But this view of ‘fairness’ and God’s condemnation is distorted. It’s a false view of a God made in our image. It’s a view that makes too much of me (and my sense of fairness) and too little of sin. I’m not condemned because God has somehow over-punished Adam; I’m condemned because that’s the full effect of even one sin. I don’t believe Adam’s sin was anything more grievous or damning than the rest of our sin. The fact is that any sin (even those we, with our false balance scales, think of as the “smallest”), by any person, would have had the same impact of Adam’s sin. What was that impact? No less than cursing all of creation and infecting the entire human race with an inescapable and enslaving rebellion against God. If you’ll bear the impossible plot for the sake of a point, if somehow no one had ever sinned in all history until my first sin, then my sin would have had the same creation cursing, human-race infecting impact. Apart from Christ’s work, the potency of your sin would be sufficient to stain the whole human race.
We underestimate the impact of sin to the peril of underestimating what Christ accomplished on the cross. We Christians don’t carry on about sin and sinfulness in order to hold some self-righteous burden over others’ heads; we do so as a measuring stick to grasp the amazing and infinite grace God has shown us and all who believe. Indeed, Romans 5 also richly reminds us of this measure and proof, for “where sin increased, grace abounded all the more,” and truly “God shows his love for us in that while we were still sinners, Christ died for us.”
But he was pierced for our transgressions;
he was crushed for our iniquities;
upon him was the chastisement that brought us peace,
and with his wounds we are healed.
All we like sheep have gone astray;
we have turned—every one—to his own way;
and the Lord has laid on him
the iniquity of us all. (Isaiah 53:5-6)

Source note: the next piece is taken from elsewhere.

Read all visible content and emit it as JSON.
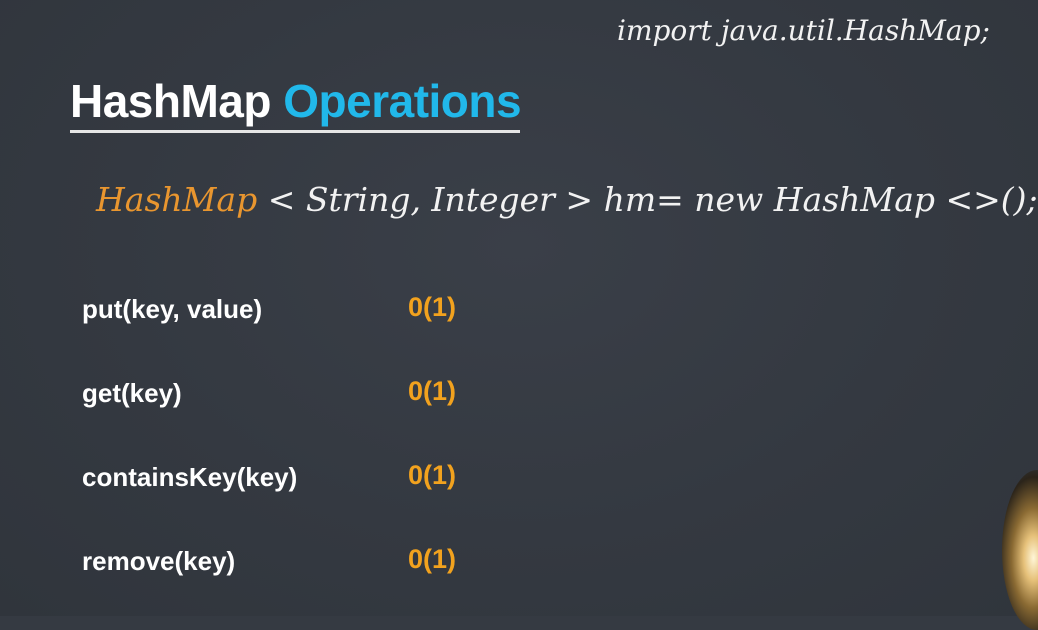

Jesus was falsely accused. Willingly and sacrificially. That’s something we’ll get to celebrate forever.
On this Good Friday, may God stir our hearts to greater gratitude as we each grow in deeper recognition of the cost of the Cross to have “the iniquity of us all” crush Jesus. May his Spirit empower us to better comprehend an abounding grace that always eclipses that iniquity. May we gather this Resurrection Sunday to more exuberantly rejoice in the Son whose resurrection victory made the potency of sin impotent and defeated death itself!